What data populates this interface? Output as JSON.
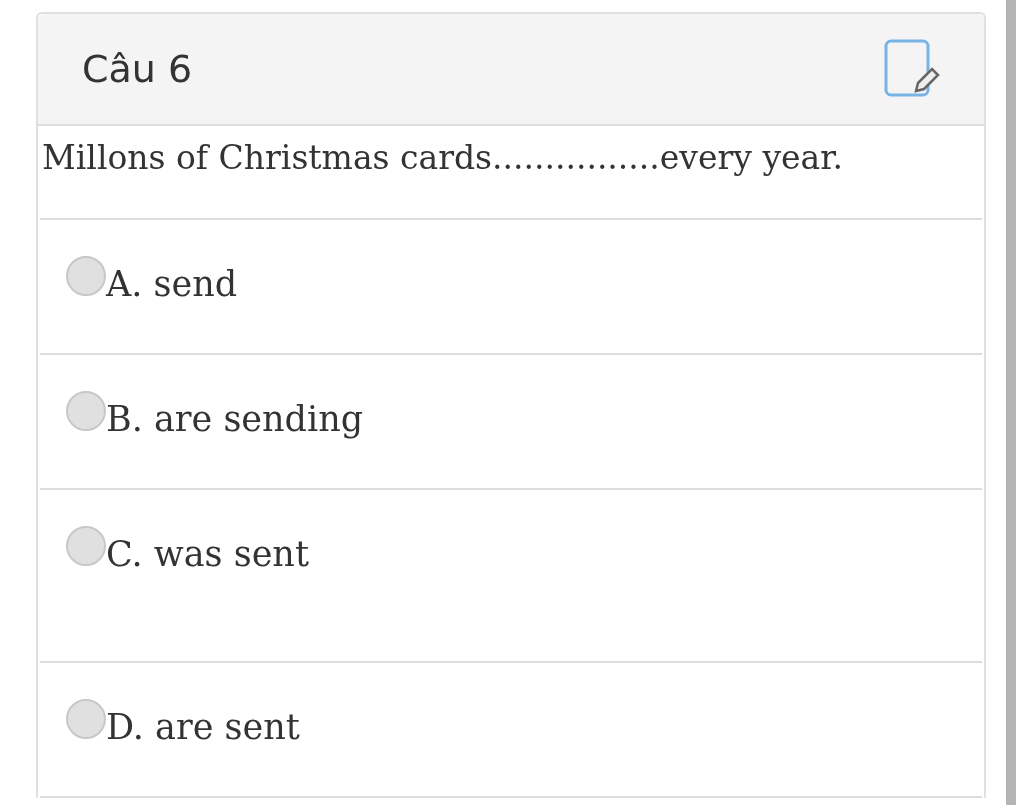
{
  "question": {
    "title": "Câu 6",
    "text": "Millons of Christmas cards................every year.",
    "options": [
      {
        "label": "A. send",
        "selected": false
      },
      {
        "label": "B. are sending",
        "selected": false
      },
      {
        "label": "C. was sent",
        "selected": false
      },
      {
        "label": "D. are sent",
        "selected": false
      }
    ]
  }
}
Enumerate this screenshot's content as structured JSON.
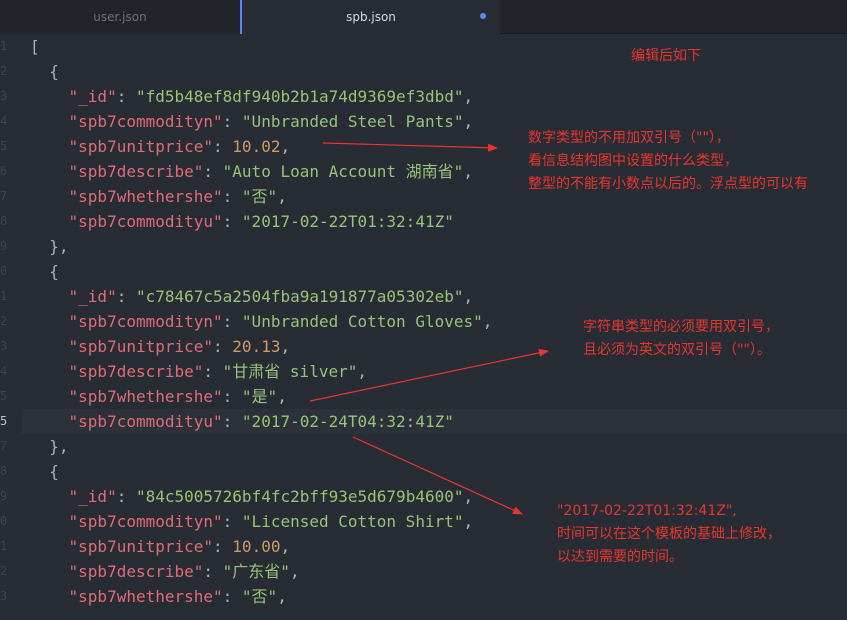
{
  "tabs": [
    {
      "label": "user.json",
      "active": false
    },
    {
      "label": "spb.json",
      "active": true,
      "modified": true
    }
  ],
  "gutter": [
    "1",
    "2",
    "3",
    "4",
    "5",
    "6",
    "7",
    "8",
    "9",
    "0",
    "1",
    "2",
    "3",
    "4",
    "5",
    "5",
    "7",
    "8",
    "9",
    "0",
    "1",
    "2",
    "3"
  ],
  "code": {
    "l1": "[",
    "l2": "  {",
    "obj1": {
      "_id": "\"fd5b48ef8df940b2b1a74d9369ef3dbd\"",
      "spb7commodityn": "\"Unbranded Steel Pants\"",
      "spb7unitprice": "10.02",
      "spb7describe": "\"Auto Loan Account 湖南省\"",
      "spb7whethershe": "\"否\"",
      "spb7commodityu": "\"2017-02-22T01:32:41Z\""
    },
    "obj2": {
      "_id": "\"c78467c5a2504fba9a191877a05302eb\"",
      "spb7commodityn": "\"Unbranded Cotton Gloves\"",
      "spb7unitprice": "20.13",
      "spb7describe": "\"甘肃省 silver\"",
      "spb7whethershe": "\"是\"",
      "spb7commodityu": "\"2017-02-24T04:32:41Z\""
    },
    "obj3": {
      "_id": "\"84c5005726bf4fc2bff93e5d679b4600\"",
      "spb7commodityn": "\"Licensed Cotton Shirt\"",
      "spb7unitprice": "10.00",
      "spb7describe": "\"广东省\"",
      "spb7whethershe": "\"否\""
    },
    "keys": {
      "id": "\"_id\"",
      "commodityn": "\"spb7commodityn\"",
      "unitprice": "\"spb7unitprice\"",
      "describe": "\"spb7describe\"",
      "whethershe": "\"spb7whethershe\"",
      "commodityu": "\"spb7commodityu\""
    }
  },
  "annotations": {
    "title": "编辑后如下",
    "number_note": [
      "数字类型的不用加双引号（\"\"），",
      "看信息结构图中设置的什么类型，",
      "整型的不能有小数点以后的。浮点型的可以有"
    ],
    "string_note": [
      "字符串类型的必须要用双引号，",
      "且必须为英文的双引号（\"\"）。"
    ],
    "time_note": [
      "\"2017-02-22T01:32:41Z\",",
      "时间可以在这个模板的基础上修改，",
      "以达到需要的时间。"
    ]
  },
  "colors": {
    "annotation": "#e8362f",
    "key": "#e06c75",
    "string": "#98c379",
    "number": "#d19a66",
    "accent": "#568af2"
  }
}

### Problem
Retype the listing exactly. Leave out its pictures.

### Result below
What data populates this interface? Output as JSON.
{
  "question": {
    "title": "Câu 6",
    "text": "Millons of Christmas cards................every year.",
    "options": [
      {
        "label": "A. send",
        "selected": false
      },
      {
        "label": "B. are sending",
        "selected": false
      },
      {
        "label": "C. was sent",
        "selected": false
      },
      {
        "label": "D. are sent",
        "selected": false
      }
    ]
  }
}
Enumerate this screenshot's content as structured JSON.
{
  "tabs": [
    {
      "label": "user.json",
      "active": false
    },
    {
      "label": "spb.json",
      "active": true,
      "modified": true
    }
  ],
  "gutter": [
    "1",
    "2",
    "3",
    "4",
    "5",
    "6",
    "7",
    "8",
    "9",
    "0",
    "1",
    "2",
    "3",
    "4",
    "5",
    "5",
    "7",
    "8",
    "9",
    "0",
    "1",
    "2",
    "3"
  ],
  "code": {
    "l1": "[",
    "l2": "  {",
    "obj1": {
      "_id": "\"fd5b48ef8df940b2b1a74d9369ef3dbd\"",
      "spb7commodityn": "\"Unbranded Steel Pants\"",
      "spb7unitprice": "10.02",
      "spb7describe": "\"Auto Loan Account 湖南省\"",
      "spb7whethershe": "\"否\"",
      "spb7commodityu": "\"2017-02-22T01:32:41Z\""
    },
    "obj2": {
      "_id": "\"c78467c5a2504fba9a191877a05302eb\"",
      "spb7commodityn": "\"Unbranded Cotton Gloves\"",
      "spb7unitprice": "20.13",
      "spb7describe": "\"甘肃省 silver\"",
      "spb7whethershe": "\"是\"",
      "spb7commodityu": "\"2017-02-24T04:32:41Z\""
    },
    "obj3": {
      "_id": "\"84c5005726bf4fc2bff93e5d679b4600\"",
      "spb7commodityn": "\"Licensed Cotton Shirt\"",
      "spb7unitprice": "10.00",
      "spb7describe": "\"广东省\"",
      "spb7whethershe": "\"否\""
    },
    "keys": {
      "id": "\"_id\"",
      "commodityn": "\"spb7commodityn\"",
      "unitprice": "\"spb7unitprice\"",
      "describe": "\"spb7describe\"",
      "whethershe": "\"spb7whethershe\"",
      "commodityu": "\"spb7commodityu\""
    }
  },
  "annotations": {
    "title": "编辑后如下",
    "number_note": [
      "数字类型的不用加双引号（\"\"），",
      "看信息结构图中设置的什么类型，",
      "整型的不能有小数点以后的。浮点型的可以有"
    ],
    "string_note": [
      "字符串类型的必须要用双引号，",
      "且必须为英文的双引号（\"\"）。"
    ],
    "time_note": [
      "\"2017-02-22T01:32:41Z\",",
      "时间可以在这个模板的基础上修改，",
      "以达到需要的时间。"
    ]
  },
  "colors": {
    "annotation": "#e8362f",
    "key": "#e06c75",
    "string": "#98c379",
    "number": "#d19a66",
    "accent": "#568af2"
  }
}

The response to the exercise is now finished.